Over 3.5 million South Asians live in the United States today with a range of cultural, religious and linguistic backgrounds. Through SAALT’s work, I have found that South Asians cross those boundaries and find common cause through shared experiences and goals for the future. We often start many of our community meetings with an exercise called “What’s Your Point of Entry?” in which we ask South Asians to place themselves on a timeline of historical events. When folks engage in this activity, everyone quickly realizes how common our shared experiences are as immigrants or people of color in the US: there are invariably stories of feeling singled out in grade school because of your name, religious attire or your South Asian lunch, or of being screened at airports post 9/11. SAALT works to bring these shared experiences to the surface among South Asians, and to facilitate conversations that identify shared goals for what country we all want to live in. In this way, we have found that it is possible to build understanding among diverse South Asian community members.
How in your opinion does the South Asian American experience fit into the overall Asian American experience?
SAALT has made efforts to form coalitions with other Asian American groups including the National Council of Asian Pacific Americans.What push back, if any, has SAALT received from South Asian Americans who feel their experiences are different than other AAPI groups and that SAALT should concentrate its efforts more exclusively in the South Asian American community?
My own journey into social change work and the non-profit sector began in Asian American organizations. I believe that I brought that point of view and grounding to SAALT. We have always worked quite closely with Asian American allies, and over the past few years, we chaired the National Council of Asian Pacific Americans (NCAPA). South Asians have similar experiences with other Asian Americans in terms of facing discrimination, the impact of racial hierarchies and the model minority myth, and barriers related to language and culture. Having said that, the efficacy of the Asian American racial construct is still uncertain: it’s an experiment and work in progress that needs to be monitored and evaluated regularly to ensure that missing voices and experiences are included and that there are truly common ties that bind us together.
What are the most important issues facing SAALT today?

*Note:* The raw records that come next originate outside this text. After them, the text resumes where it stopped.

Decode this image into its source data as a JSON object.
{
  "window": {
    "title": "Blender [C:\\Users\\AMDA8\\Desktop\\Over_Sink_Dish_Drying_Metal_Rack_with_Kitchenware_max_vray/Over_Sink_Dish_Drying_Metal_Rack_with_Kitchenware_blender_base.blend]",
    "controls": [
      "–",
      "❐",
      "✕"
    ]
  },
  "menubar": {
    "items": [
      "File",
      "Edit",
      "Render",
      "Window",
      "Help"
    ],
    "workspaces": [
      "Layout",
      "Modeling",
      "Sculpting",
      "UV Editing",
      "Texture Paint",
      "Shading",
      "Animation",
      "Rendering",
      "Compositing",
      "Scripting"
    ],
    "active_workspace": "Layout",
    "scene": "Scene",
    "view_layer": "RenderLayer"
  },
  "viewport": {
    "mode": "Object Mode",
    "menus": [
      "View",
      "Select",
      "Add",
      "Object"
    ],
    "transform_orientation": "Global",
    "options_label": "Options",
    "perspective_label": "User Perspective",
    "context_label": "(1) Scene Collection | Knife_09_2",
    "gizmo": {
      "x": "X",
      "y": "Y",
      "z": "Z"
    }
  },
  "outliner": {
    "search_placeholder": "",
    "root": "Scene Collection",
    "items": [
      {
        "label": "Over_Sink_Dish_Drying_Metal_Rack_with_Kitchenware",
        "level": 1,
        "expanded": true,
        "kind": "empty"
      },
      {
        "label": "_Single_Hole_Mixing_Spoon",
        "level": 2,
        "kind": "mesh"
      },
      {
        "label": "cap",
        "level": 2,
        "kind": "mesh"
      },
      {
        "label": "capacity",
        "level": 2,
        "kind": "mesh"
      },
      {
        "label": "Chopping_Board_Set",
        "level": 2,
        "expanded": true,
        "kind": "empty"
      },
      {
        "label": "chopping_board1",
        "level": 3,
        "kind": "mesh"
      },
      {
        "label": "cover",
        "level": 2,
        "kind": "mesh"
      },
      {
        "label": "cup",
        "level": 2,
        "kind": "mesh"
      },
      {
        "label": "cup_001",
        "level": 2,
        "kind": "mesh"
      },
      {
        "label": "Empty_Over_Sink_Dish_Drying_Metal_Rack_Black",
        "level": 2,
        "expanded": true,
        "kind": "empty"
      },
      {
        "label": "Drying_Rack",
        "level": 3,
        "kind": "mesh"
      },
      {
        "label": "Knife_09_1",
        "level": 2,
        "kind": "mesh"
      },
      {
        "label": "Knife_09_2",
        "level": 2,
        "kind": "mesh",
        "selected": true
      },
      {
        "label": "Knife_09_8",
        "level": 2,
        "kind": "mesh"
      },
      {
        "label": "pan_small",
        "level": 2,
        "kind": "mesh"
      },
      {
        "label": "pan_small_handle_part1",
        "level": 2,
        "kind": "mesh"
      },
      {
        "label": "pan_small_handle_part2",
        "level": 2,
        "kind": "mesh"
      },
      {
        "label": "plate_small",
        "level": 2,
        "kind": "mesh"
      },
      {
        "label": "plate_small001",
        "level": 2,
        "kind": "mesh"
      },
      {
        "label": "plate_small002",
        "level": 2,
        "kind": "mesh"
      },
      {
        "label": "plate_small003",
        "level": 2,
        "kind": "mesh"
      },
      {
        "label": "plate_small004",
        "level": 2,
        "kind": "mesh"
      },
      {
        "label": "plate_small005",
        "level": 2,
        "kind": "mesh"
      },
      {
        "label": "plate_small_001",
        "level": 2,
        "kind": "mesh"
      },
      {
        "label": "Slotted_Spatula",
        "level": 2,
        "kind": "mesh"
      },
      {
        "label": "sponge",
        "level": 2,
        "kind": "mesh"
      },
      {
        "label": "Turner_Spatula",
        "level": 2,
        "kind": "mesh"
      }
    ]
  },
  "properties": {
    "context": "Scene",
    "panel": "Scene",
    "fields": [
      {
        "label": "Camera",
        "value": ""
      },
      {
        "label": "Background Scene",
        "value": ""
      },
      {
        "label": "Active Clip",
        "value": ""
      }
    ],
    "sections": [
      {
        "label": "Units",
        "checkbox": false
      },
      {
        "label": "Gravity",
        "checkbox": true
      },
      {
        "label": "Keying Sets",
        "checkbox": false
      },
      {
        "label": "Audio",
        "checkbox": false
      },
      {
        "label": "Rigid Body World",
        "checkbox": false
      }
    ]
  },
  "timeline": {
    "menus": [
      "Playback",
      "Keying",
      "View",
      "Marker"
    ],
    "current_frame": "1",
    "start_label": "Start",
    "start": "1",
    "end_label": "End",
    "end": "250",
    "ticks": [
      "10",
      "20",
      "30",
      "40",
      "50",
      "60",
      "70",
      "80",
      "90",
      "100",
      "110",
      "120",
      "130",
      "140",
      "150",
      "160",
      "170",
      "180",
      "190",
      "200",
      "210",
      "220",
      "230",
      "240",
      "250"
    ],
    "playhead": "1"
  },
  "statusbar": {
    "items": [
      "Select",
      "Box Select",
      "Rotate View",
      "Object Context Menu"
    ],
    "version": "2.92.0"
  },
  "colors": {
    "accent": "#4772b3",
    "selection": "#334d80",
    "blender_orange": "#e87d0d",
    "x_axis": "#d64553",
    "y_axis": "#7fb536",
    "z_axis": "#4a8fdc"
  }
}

In the short-term, our main focus will be to support and welcome our new Executive Director, Suman Raghunathan, who starts in February 2014 and to implement our programmatic and policy objectives for the year. We are planning to engage more deeply on immigration reform and will be traveling around the country to convene townhalls and forums with our partners. We will also be implementing a program called We Build Community to engage members of the NCSO and build their capacity and resources.
Is there anything else you’d like to add that we haven’t yet covered?

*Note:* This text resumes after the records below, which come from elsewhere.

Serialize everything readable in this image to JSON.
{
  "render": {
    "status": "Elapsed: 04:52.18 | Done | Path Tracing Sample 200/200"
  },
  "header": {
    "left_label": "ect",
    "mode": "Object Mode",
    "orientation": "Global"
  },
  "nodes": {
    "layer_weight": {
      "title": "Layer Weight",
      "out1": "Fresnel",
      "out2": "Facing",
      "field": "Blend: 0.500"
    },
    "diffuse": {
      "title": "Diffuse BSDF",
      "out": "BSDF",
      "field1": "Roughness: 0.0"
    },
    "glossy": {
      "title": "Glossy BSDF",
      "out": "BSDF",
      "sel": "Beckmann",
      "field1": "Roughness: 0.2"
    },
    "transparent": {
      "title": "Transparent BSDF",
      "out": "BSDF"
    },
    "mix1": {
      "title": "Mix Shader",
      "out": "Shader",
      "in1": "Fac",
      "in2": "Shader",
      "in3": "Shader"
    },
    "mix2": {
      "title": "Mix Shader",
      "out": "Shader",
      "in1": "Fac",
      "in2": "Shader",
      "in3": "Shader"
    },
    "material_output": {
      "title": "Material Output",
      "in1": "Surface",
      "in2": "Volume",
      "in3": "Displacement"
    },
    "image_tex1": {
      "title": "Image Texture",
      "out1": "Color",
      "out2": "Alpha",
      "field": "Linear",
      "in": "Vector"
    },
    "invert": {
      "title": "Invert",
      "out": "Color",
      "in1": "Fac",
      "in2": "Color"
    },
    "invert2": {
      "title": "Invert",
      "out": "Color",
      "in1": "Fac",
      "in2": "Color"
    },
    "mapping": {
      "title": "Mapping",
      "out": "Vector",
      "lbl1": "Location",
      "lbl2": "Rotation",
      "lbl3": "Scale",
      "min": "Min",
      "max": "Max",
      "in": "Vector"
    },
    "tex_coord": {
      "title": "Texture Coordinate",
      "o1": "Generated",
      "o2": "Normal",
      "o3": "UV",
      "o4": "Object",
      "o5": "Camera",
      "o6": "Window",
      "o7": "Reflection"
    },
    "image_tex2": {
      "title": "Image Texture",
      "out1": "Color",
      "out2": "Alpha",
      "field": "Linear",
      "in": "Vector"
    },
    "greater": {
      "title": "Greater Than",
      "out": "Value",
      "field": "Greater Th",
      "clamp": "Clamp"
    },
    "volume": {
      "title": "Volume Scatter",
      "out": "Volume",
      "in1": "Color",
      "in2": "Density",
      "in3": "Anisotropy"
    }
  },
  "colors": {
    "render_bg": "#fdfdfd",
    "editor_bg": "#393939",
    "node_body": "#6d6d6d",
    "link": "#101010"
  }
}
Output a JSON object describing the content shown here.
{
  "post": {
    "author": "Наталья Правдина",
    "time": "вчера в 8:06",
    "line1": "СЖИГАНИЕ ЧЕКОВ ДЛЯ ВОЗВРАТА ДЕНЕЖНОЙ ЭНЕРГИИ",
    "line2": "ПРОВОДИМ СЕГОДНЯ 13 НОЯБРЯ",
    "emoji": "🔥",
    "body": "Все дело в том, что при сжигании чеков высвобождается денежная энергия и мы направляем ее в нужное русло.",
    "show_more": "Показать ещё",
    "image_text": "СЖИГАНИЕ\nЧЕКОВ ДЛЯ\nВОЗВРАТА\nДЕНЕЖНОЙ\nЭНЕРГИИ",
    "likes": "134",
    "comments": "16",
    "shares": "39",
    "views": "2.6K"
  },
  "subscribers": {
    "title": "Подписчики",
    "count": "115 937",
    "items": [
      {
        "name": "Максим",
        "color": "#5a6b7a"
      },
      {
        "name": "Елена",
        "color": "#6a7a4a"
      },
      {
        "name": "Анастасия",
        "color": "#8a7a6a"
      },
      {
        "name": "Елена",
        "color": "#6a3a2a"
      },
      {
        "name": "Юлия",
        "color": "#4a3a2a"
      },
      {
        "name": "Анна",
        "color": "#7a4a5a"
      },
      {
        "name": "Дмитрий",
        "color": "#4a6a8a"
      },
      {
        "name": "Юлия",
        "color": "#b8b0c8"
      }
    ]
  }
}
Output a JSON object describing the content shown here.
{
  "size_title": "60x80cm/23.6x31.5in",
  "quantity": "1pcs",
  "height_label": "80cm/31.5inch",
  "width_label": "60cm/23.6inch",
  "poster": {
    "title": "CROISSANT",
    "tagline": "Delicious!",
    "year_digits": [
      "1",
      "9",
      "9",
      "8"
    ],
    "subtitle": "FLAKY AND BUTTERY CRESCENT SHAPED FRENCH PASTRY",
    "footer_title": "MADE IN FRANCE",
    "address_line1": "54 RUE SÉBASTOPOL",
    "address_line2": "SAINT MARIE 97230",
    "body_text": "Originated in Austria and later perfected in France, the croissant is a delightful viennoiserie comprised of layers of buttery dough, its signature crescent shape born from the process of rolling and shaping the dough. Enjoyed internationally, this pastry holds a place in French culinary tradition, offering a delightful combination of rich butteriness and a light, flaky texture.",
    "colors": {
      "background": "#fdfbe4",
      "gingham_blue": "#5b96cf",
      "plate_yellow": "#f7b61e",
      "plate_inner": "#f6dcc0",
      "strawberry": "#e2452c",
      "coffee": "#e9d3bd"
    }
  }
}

In terms of my future plans, I am planning to spend the first few months de-cluttering my mind! This will likely include time for reflection and introspection, writing, and re-connecting with people and activities that I’ve set aside during my tenure as Executive Director. I will also be consulting for SAALT as a Strategic Advisor to assist with the leadership transition, and be available for speaking engagements. I am most excited about delving into the process of writing a book on the shifting racial landscape which will be published by The New Press in 2015. I invite readers to connect with me @dviyer on Twitter or via email at [email protected].